OS Grid Reference: SO642121
The gale was awarded to Moses Teague and William Crawshay in 1841, although work had begun in about 1832, and there were two shafts by 1835. Pumping and winding engines were working by 1841 and there were four shafts by 1854. Further expansion included deepening of the shafts (to 936 ft) and acquisition of adjacent gales, and the colliery became one of the largest in Dean, producing 86508 tons in 1856 and 800-900 tons/day in 1906. 594 persons were employed underground, with 110 on the surface, in 1899. The colliery worked the top of the Upper Coal Measures (Supra-Pennant Group), which includes the Twenty Inch, Lowery, Starkey, Rocky, and Churchway High Delf Seams, mainly household coal. Lightmoor had an early tramroad connection with the Forest of Dean Tramroad at Ruspidge, replaced by a private line to the Forest of Dean Branch near Cinderford in 1854; there was also a connection with the Severn and Wye Railway's mineral loop. In later years there were problems with water, leading to the purchase of Speech House Hill and (jointly with Foxes Bridge) Trafalgar Collieries. Closure came on 8th June 1940, and for a time the buildings were used for military purposes. Poor.
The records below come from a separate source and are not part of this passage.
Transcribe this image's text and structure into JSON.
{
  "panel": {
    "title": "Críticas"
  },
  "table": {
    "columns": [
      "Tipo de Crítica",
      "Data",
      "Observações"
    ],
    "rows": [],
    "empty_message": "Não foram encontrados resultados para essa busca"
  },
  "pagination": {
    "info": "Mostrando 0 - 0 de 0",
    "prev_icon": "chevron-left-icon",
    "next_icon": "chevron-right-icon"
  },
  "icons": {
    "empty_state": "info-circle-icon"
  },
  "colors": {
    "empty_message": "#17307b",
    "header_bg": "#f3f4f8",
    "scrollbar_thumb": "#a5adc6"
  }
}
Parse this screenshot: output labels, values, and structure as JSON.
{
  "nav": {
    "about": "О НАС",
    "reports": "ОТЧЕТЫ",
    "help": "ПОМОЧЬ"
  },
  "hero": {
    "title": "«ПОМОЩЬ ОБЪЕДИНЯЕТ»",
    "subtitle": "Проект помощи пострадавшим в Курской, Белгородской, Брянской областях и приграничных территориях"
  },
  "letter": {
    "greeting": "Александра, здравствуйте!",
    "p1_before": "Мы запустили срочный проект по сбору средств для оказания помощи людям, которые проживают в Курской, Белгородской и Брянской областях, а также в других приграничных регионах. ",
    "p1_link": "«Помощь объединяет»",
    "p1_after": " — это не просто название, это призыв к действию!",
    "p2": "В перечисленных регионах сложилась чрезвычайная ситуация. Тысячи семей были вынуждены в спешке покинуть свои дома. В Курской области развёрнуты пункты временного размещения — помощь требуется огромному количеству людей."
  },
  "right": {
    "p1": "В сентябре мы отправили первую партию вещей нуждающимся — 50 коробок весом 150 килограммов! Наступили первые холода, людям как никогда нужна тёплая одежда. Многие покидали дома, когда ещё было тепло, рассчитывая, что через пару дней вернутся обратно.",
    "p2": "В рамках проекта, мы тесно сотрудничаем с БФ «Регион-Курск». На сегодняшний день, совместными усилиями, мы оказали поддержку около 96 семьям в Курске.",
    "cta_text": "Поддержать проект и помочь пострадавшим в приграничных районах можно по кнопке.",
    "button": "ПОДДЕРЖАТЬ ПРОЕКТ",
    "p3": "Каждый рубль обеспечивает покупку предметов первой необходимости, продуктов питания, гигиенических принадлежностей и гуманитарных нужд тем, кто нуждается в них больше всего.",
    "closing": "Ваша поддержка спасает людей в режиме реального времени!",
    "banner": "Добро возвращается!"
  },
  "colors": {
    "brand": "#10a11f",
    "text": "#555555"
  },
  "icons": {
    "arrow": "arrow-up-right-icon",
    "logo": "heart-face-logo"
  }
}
The stone pumping engine house (now roofless), the last to survive in Dean, some offices, the tip and a pond remain, and the site is now used as a sawmill. The pre-1830s beam engine is preserved in the Dean Heritage Museum.